I cannot begin to fathom the number of snapshots that have been produced between the first Kodak camera (circa 1888) and now. Let alone how anyone could begin paring it down into a collection.
And yet for years, Seattle-based businessman Robert E. Jackson has been sifting through discarded memories, searching for that certain something — nothing in particular — found in vintage, vernacular photography. He knows it when he sees it. And he now owns about 11,000 one-of-a-kind prints.
Jackson is most likely unknown except to those in the art world. But he must be onto something because in 2007 the National Gallery of Art in Washington, D.C., devoted an entire show to his collection. He has also had a show this summer at New York City's reputable Pace/MacGill Gallery — and both institutions have shared some of his photos with us.
If the 2007 exhibit was a general introduction to the cultural significance of snapshot photography, the New York show is a bit more specific. Titled "Snap Noir," it exhibits, above all, Jackson's ability to curate and collect around a theme.
To quickly explain his method: He does most of his shopping on eBay — and the photos have often passed through many hands before reaching him. They're often first discovered at estate sales, then sold at flea markets, then purchased and curated by eBay vendors — who then sell to collectors like Jackson.
In the process, a bin of family photos gets whittled down to, say, a series of people blowing out birthday candles. Suddenly, a theme emerges. A story. (Albeit one often unintended by the photographer.)
"It's all about the mistakes," Jackson says, describing the things that catch his eye — like double exposures, lens flares or people in the air. The quirky. The curious. The intimate.
"I look for things that have an immediate dramatic impact," he says, "what the photography tells us about human psyche. I'm drawn sometimes to things that are a little darker. Now what that says about me I don't know."

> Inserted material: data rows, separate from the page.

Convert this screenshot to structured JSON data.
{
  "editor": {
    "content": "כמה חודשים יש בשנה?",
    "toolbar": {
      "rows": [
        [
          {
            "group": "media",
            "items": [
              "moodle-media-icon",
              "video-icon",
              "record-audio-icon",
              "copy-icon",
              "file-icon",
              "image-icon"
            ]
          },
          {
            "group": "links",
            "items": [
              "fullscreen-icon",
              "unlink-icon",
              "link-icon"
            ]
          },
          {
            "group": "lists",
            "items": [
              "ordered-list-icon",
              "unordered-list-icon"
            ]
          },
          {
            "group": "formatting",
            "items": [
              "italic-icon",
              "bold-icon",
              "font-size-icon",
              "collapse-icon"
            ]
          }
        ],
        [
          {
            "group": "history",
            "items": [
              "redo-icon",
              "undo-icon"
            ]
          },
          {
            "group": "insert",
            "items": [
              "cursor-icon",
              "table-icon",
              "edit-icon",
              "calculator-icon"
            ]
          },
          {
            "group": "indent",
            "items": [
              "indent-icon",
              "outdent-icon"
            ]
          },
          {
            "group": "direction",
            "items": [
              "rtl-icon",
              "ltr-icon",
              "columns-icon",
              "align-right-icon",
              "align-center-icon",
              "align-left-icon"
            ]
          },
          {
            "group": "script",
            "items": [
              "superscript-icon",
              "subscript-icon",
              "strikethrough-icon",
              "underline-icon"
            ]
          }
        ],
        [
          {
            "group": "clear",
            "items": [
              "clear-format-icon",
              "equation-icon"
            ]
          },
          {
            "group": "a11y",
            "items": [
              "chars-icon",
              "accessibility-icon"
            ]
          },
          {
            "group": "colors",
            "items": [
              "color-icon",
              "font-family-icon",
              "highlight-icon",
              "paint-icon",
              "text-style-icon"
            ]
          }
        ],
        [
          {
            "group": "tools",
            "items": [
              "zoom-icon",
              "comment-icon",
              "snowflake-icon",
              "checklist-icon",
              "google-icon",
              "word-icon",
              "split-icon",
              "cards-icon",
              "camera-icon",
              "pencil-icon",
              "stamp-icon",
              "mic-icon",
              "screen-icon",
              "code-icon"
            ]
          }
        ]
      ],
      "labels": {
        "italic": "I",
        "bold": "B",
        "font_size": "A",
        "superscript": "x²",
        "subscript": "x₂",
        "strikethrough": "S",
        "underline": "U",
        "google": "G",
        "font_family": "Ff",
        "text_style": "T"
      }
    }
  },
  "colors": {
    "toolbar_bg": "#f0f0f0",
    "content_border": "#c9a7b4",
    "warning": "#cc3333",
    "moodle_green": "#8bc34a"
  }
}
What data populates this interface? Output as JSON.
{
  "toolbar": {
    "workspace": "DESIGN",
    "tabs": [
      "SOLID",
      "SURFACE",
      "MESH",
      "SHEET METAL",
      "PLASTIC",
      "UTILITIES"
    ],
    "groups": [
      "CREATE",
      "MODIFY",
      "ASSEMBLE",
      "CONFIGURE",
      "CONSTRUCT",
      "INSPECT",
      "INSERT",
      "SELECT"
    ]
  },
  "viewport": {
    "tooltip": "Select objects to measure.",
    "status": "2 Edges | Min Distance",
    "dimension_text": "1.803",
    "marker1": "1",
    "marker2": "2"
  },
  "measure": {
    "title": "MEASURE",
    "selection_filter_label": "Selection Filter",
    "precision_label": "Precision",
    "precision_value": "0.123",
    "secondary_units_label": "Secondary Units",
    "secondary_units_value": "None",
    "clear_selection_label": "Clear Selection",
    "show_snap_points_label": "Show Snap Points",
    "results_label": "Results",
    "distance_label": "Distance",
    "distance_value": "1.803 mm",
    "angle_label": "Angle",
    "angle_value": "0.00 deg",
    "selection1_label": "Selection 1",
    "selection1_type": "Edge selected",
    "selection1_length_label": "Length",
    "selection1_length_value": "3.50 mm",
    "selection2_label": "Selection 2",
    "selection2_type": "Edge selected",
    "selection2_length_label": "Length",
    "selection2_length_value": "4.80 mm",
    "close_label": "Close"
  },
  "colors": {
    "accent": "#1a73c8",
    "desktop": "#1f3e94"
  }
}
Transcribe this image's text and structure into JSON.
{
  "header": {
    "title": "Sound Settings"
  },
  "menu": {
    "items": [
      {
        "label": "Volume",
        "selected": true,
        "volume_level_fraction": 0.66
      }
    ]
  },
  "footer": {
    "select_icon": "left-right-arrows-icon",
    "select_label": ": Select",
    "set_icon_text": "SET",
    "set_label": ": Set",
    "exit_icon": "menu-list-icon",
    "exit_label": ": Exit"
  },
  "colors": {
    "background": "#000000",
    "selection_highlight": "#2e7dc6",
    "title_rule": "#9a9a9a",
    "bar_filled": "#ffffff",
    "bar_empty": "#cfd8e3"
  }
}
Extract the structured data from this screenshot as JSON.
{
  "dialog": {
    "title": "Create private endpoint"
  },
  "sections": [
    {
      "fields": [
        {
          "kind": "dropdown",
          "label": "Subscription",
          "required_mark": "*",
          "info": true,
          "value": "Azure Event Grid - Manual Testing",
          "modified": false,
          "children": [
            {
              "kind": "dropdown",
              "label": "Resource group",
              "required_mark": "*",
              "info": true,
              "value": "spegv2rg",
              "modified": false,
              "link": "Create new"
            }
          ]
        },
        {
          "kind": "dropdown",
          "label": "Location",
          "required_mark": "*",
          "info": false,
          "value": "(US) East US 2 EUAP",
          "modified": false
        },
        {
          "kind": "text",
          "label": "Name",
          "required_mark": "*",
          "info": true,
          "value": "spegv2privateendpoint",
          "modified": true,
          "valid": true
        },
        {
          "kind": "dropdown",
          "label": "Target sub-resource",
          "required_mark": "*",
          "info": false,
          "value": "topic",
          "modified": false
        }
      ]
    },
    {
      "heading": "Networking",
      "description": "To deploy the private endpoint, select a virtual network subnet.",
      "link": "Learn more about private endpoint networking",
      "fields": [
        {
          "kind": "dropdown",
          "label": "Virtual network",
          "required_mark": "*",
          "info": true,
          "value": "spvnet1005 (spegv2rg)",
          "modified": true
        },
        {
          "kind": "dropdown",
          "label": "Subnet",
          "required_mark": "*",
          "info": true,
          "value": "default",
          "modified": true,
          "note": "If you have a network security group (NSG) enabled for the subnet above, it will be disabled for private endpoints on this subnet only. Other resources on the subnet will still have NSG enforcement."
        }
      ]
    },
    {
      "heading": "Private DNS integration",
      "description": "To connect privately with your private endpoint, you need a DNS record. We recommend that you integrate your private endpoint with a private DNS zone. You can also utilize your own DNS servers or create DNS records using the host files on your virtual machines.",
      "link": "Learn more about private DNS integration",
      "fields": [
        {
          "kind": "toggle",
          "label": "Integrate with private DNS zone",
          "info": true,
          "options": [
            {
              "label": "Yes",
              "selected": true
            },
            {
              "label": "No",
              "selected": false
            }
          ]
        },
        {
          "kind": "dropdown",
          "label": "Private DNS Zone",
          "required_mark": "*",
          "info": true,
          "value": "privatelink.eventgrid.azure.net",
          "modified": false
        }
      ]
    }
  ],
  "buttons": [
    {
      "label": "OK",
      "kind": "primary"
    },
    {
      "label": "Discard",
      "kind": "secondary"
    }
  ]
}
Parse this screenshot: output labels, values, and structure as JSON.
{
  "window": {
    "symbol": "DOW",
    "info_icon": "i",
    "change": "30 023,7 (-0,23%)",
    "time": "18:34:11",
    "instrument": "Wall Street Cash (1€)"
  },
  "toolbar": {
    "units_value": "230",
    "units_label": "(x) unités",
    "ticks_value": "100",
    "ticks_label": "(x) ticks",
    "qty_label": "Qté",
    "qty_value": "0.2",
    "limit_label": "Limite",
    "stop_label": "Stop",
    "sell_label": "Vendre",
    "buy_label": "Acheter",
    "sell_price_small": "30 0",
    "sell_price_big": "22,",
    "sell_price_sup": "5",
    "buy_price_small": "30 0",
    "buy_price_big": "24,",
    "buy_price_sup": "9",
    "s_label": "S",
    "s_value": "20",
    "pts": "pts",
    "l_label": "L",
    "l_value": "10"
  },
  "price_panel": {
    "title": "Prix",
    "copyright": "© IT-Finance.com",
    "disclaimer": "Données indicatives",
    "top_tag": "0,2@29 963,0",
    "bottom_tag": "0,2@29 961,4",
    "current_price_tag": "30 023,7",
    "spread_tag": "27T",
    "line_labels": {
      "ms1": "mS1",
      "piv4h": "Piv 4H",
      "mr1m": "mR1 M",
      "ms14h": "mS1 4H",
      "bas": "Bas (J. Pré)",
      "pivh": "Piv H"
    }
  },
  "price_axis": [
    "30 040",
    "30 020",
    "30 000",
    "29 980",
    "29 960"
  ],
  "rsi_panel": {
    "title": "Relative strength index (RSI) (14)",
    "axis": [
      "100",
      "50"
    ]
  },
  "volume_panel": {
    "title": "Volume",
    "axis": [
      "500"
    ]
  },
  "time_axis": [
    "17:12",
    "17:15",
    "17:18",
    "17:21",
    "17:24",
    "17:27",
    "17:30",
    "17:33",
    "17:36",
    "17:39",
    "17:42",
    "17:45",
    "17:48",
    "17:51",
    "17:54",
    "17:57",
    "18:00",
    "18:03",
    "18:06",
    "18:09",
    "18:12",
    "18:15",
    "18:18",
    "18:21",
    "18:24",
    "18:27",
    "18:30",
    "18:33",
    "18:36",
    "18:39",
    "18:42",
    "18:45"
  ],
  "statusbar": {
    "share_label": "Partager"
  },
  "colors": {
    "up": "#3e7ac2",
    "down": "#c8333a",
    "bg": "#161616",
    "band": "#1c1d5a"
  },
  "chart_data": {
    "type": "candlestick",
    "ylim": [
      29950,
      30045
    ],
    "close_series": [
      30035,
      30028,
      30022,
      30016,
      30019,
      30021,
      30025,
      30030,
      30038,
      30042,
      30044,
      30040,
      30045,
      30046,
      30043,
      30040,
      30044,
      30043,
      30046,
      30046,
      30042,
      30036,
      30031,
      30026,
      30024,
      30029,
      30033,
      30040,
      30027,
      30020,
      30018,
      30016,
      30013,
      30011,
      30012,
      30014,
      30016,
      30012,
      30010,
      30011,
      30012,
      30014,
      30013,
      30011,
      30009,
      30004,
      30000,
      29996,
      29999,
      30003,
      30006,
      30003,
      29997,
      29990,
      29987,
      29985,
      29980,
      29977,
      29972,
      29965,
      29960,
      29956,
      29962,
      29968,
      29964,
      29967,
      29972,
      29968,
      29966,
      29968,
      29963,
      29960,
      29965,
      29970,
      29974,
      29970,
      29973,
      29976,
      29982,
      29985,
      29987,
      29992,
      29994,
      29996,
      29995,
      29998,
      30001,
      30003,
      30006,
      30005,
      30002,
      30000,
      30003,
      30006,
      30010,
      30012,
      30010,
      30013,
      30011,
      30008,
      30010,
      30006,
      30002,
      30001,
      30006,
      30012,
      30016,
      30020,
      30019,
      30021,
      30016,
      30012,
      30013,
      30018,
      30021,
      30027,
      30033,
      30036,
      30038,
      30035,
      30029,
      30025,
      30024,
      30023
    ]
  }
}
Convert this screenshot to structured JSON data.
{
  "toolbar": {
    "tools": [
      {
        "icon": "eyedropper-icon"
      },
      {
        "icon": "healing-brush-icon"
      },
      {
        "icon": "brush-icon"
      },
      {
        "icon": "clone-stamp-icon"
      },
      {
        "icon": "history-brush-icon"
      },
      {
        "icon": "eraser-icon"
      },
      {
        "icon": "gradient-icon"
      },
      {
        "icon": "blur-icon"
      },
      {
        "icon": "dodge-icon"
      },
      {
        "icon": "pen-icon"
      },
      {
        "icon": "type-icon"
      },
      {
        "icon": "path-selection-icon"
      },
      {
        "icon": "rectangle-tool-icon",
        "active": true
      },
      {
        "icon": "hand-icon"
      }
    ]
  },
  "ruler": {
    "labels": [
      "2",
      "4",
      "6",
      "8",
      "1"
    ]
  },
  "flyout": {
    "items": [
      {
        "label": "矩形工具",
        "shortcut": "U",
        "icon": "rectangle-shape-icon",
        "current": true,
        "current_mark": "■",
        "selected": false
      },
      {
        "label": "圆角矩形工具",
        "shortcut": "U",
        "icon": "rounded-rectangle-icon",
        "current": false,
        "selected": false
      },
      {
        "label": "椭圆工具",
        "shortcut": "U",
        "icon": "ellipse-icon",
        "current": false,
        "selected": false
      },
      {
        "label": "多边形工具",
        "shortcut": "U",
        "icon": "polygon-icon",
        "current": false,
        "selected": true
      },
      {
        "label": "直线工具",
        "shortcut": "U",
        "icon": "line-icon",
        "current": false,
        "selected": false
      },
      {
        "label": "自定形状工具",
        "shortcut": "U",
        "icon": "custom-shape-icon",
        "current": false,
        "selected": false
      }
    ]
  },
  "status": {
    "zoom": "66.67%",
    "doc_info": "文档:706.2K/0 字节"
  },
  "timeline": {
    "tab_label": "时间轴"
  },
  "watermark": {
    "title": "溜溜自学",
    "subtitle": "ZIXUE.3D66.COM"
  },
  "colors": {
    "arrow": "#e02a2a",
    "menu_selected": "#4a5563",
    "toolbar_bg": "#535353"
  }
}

Granted: There's a ghostly quality to old photos in general — not just Jackson's collection. I rummage through those flea market photo bins all the time and often wonder: What became of these people? Are they still here? How did they end up separated from their memories?
The Pace/MacGill exhibit seems more specifically to be a celebration of the odd. The photos leave me thinking a few things: People are really weird. And wonderful. And Jackson knows how to connect the dots. One man's mistake, it seems, can be another man's muse.
I could go on. And in fact, Jackson and I did on the phone. Our conversation lasted about an hour — but here's a condensed version for your eavesdropping amusement. One of the more interesting things we discussed: Is the snapshot dead?
We all know there's been an exponential spike in picture-taking this past decade. But there's probably also been an inverse spike in the existence of printed photos. And what will that mean for collectors like Jackson 50 years from now? What will it mean for museums and archives trying to make sense of who we were?
What is a snapshot today? Does it have value?